The premise is right there in the title: Charming, lovey-dovey San Francisco couple Tom (Segel) and Violet (Emily Blunt) get engaged with the expectation of a prompt wedding and a comfortable, happy life together, but the nuptials are pushed back when Violet gets an academic job offer that threatens to derail Tom's career as a chef. And then another thing gets in the way. And another.
Happens to everyone, right? Life doesn't proceed according to plans, and we find ourselves rolling in unexpected directions. But lest you think this sounds like a really sucky relationship drama, some of the unexpected events in Tom and Violet's life include Tom's best friend (Chris Pratt) impregnating Violet's sister (Alison Brie) on the night of the happy couple's engagement party, Violet's elderly grandparents dying in rapid succession and Tom getting drunk one night and waking up missing a toe.
Everything's played for comedy -- and very successfully, at that -- but the endless obstacle course of Tom and Violet's relationship is also sweetly, weirdly credible. Where Forgetting Sarah Marshall was intentionally outsized and goofy, The Five-Year Engagement finds Segel and Stoller telling a more relatable story, the better to build up the emotional kick of watching these two kids discover themselves as they try to negotiate their couplehood.
Maybe it helped that Segel and Stoller were also working on The Muppets while they were developing The Five-Year Engagement; they could shift all the wackiness onto that project and save the humanity for this one. That said, it wouldn't be a Segel project without some reference to Jim Henson's beloved characters; the shout-out he works in here is particularly delightful. (And I wouldn't dream of spoiling it.)

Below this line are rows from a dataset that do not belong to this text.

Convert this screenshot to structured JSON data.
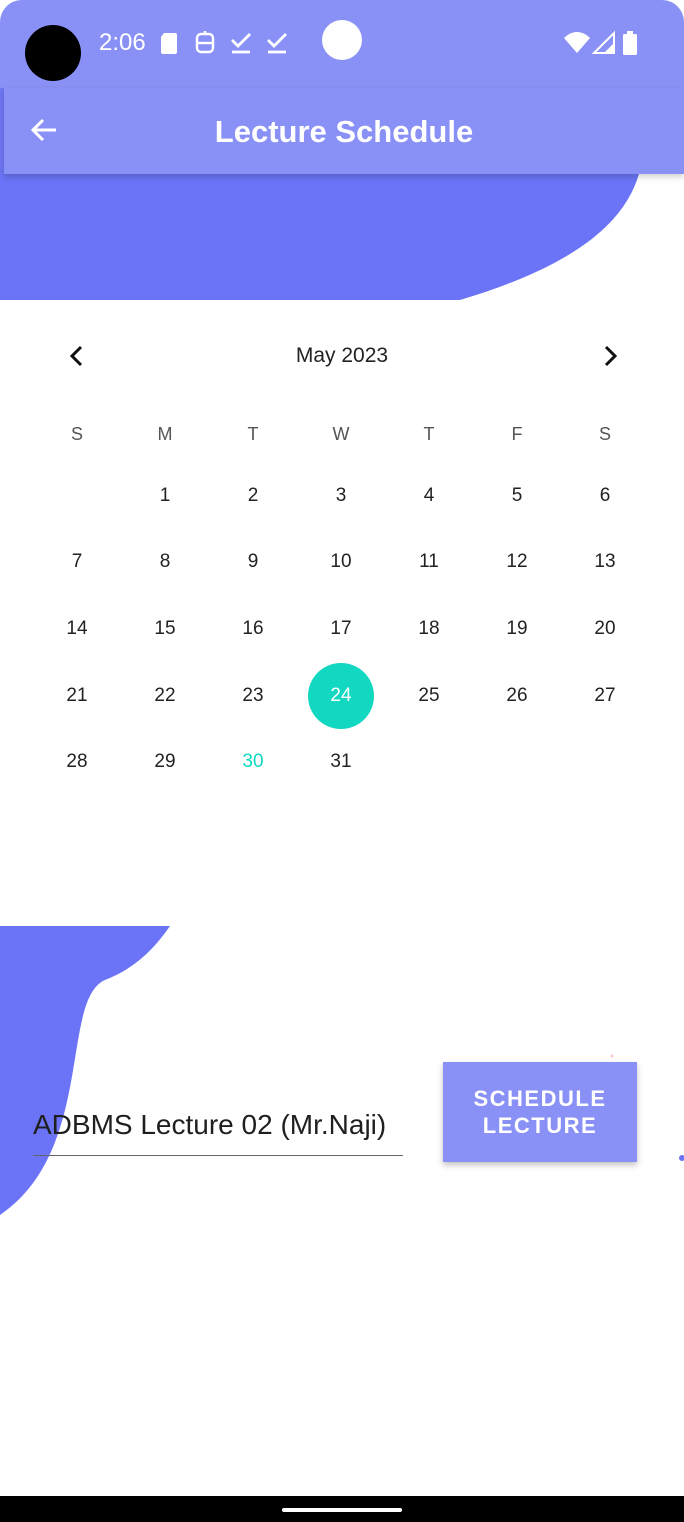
{
  "status_bar": {
    "time": "2:06",
    "left_icons": [
      "sd-card-icon",
      "storage-icon",
      "check-download-icon",
      "check-download-icon"
    ],
    "right_icons": [
      "wifi-icon",
      "signal-icon",
      "battery-icon"
    ]
  },
  "app_bar": {
    "title": "Lecture Schedule",
    "back_icon": "arrow-left-icon"
  },
  "calendar": {
    "month_label": "May 2023",
    "weekdays": [
      "S",
      "M",
      "T",
      "W",
      "T",
      "F",
      "S"
    ],
    "first_weekday_index": 1,
    "days_in_month": 31,
    "selected_day": 24,
    "today": 30,
    "selected_color": "#12d8c1",
    "prev_icon": "chevron-left-icon",
    "next_icon": "chevron-right-icon"
  },
  "form": {
    "lecture_name_value": "ADBMS Lecture 02 (Mr.Naji)",
    "schedule_button_label": "SCHEDULE LECTURE"
  },
  "colors": {
    "primary": "#8a91f6",
    "accent_shape": "#6b74f6",
    "highlight": "#12d8c1"
  }
}
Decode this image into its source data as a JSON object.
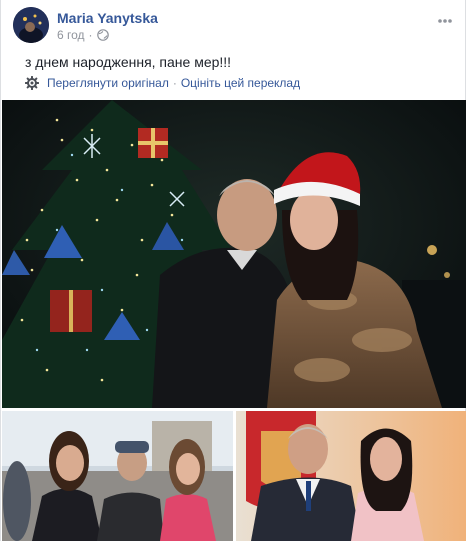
{
  "post": {
    "author": "Maria Yanytska",
    "time": "6 год",
    "separator": "·",
    "text": "з днем народження, пане мер!!!",
    "translation": {
      "view_original": "Переглянути оригінал",
      "separator": "·",
      "rate_translation": "Оцініть цей переклад"
    }
  },
  "icons": {
    "privacy": "globe-icon",
    "translation": "gear-icon",
    "menu": "more-options-icon"
  },
  "colors": {
    "link": "#365899",
    "muted": "#90949c",
    "text": "#1d2129"
  }
}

To reiterate: The Five-Year Engagement is a very funny movie. Segel and Blunt are a fine match, and the supporting cast is filled with vivid comic talent -- Pratt and Brie, of course, but also Rhys Ifans, Brian Posehn, Mindy Kaling, Kevin Hart, Kumail Nanjiani and Lauren Weedman, in a role someone almost certainly tried to book for Jane Lynch. There's always something going on in the frame; this is a movie where people have been encouraged to create characters rather than types.
The marketing campaign made it look like your average Judd Apatow project about a schlubby guy who falls for a hot girl and encounters wacky complications in their life together -- and sure, that's a fair compression of the plot, if you strip away all the character stuff and emotional complexity. But of course the whole point of The Five-Year Engagement is the character stuff and emotional complexity; it's what turns Tom and Violet into believable human beings instead of stick figures, and what makes us root for them as they try to figure out how to stay together while growing into their adult selves. And it all works beautifully. You'll see.
E-mail Norman Wilner at email@example.com